WORK ORDER
Lines holding the word "MEGGLE" in the following material must be counted; give only the resulting number.

RECORDS PROVIDED
★ ★ ★ ★ ★

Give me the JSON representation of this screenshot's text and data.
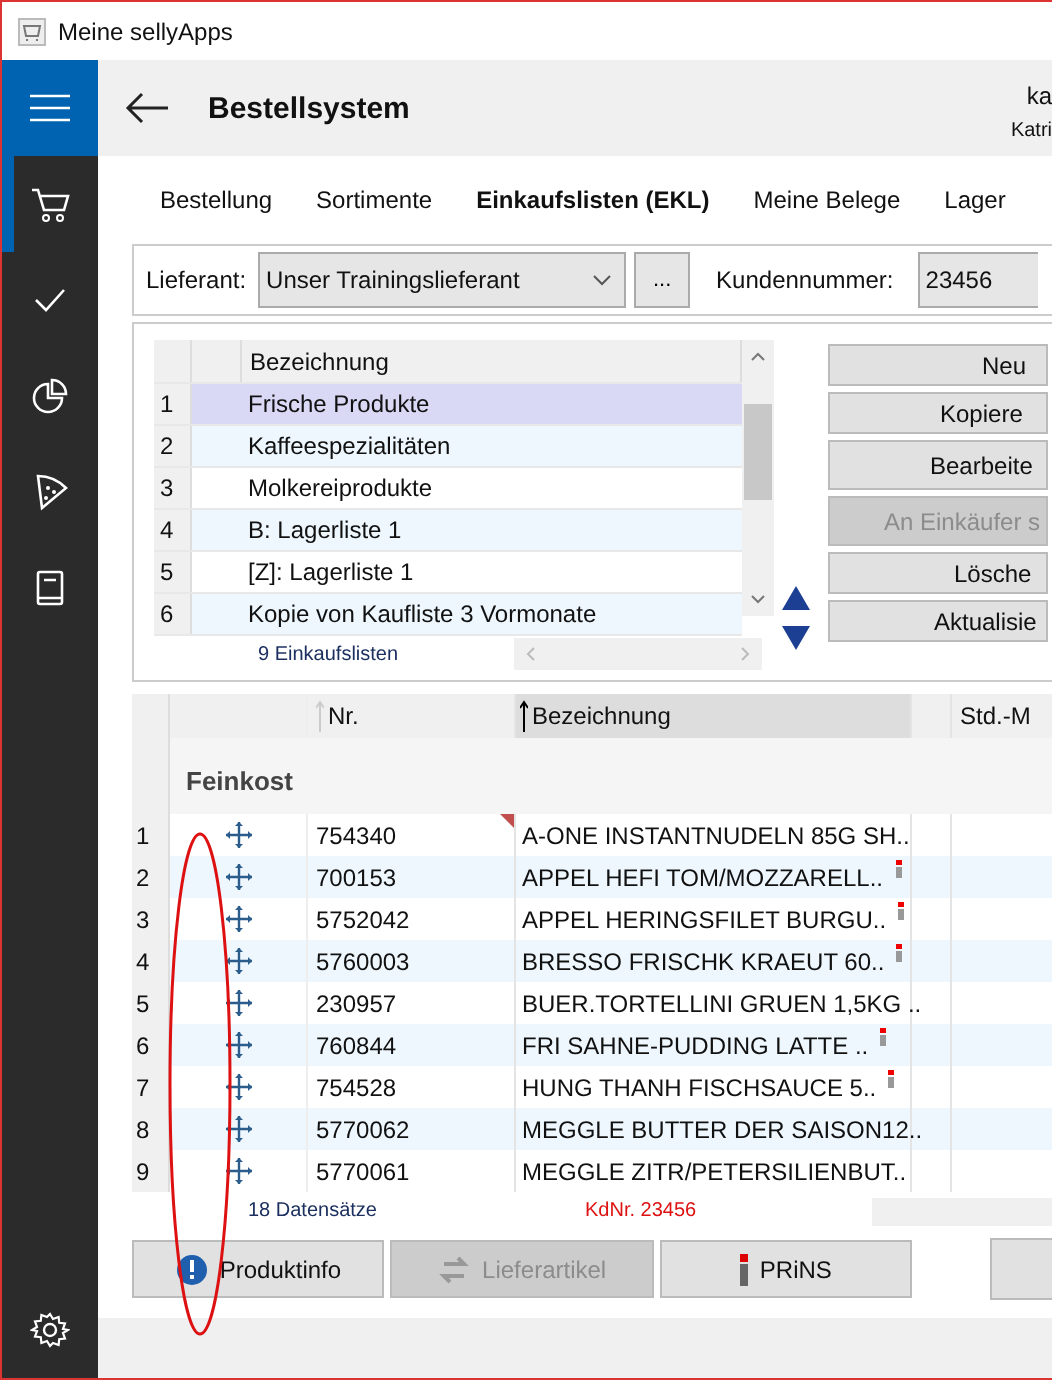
{
  "window": {
    "title": "Meine sellyApps"
  },
  "sidebar": {
    "items": [
      {
        "kind": "cart",
        "selected": true
      },
      {
        "kind": "check",
        "selected": false
      },
      {
        "kind": "pie",
        "selected": false
      },
      {
        "kind": "pizza",
        "selected": false
      },
      {
        "kind": "book",
        "selected": false
      }
    ]
  },
  "header": {
    "title": "Bestellsystem",
    "user_short": "ka",
    "user_name": "Katri"
  },
  "tabs": [
    {
      "label": "Bestellung",
      "selected": false
    },
    {
      "label": "Sortimente",
      "selected": false
    },
    {
      "label": "Einkaufslisten (EKL)",
      "selected": true
    },
    {
      "label": "Meine Belege",
      "selected": false
    },
    {
      "label": "Lager",
      "selected": false
    }
  ],
  "supplier": {
    "label": "Lieferant:",
    "value": "Unser Trainingslieferant",
    "more_button": "...",
    "customer_label": "Kundennummer:",
    "customer_value": "23456"
  },
  "lists": {
    "column": "Bezeichnung",
    "rows": [
      {
        "index": "1",
        "name": "Frische Produkte",
        "selected": true
      },
      {
        "index": "2",
        "name": "Kaffeespezialitäten",
        "selected": false
      },
      {
        "index": "3",
        "name": "Molkereiprodukte",
        "selected": false
      },
      {
        "index": "4",
        "name": "B: Lagerliste 1",
        "selected": false
      },
      {
        "index": "5",
        "name": "[Z]: Lagerliste 1",
        "selected": false
      },
      {
        "index": "6",
        "name": "Kopie von Kaufliste 3 Vormonate",
        "selected": false
      }
    ],
    "count": "9 Einkaufslisten",
    "buttons": [
      {
        "label": "Neu",
        "disabled": false
      },
      {
        "label": "Kopiere",
        "disabled": false
      },
      {
        "label": "Bearbeite",
        "disabled": false
      },
      {
        "label": "An Einkäufer s",
        "disabled": true
      },
      {
        "label": "Lösche",
        "disabled": false
      },
      {
        "label": "Aktualisie",
        "disabled": false
      }
    ]
  },
  "articles": {
    "columns": [
      "Nr.",
      "Bezeichnung",
      "Std.-M"
    ],
    "group": "Feinkost",
    "rows": [
      {
        "index": "1",
        "nr": "754340",
        "name": "A-ONE INSTANTNUDELN 85G SH..",
        "flag": true,
        "info": false
      },
      {
        "index": "2",
        "nr": "700153",
        "name": "APPEL HEFI TOM/MOZZARELL..",
        "flag": false,
        "info": true
      },
      {
        "index": "3",
        "nr": "5752042",
        "name": "APPEL HERINGSFILET BURGU..",
        "flag": false,
        "info": true
      },
      {
        "index": "4",
        "nr": "5760003",
        "name": "BRESSO FRISCHK KRAEUT 60..",
        "flag": false,
        "info": true
      },
      {
        "index": "5",
        "nr": "230957",
        "name": "BUER.TORTELLINI GRUEN 1,5KG ..",
        "flag": false,
        "info": false
      },
      {
        "index": "6",
        "nr": "760844",
        "name": "FRI SAHNE-PUDDING LATTE ..",
        "flag": false,
        "info": true
      },
      {
        "index": "7",
        "nr": "754528",
        "name": "HUNG THANH FISCHSAUCE 5..",
        "flag": false,
        "info": true
      },
      {
        "index": "8",
        "nr": "5770062",
        "name": "MEGGLE BUTTER DER SAISON12..",
        "flag": false,
        "info": false
      },
      {
        "index": "9",
        "nr": "5770061",
        "name": "MEGGLE ZITR/PETERSILIENBUT..",
        "flag": false,
        "info": false
      }
    ],
    "count": "18 Datensätze",
    "customer_note": "KdNr. 23456"
  },
  "buttons": [
    {
      "kind": "info",
      "label": "Produktinfo",
      "disabled": false
    },
    {
      "kind": "swap",
      "label": "Lieferartikel",
      "disabled": true
    },
    {
      "kind": "prins",
      "label": "PRiNS",
      "disabled": false
    }
  ],
  "annotations": [
    {
      "kind": "ellipse"
    }
  ]
}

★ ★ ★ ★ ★

ANSWER
2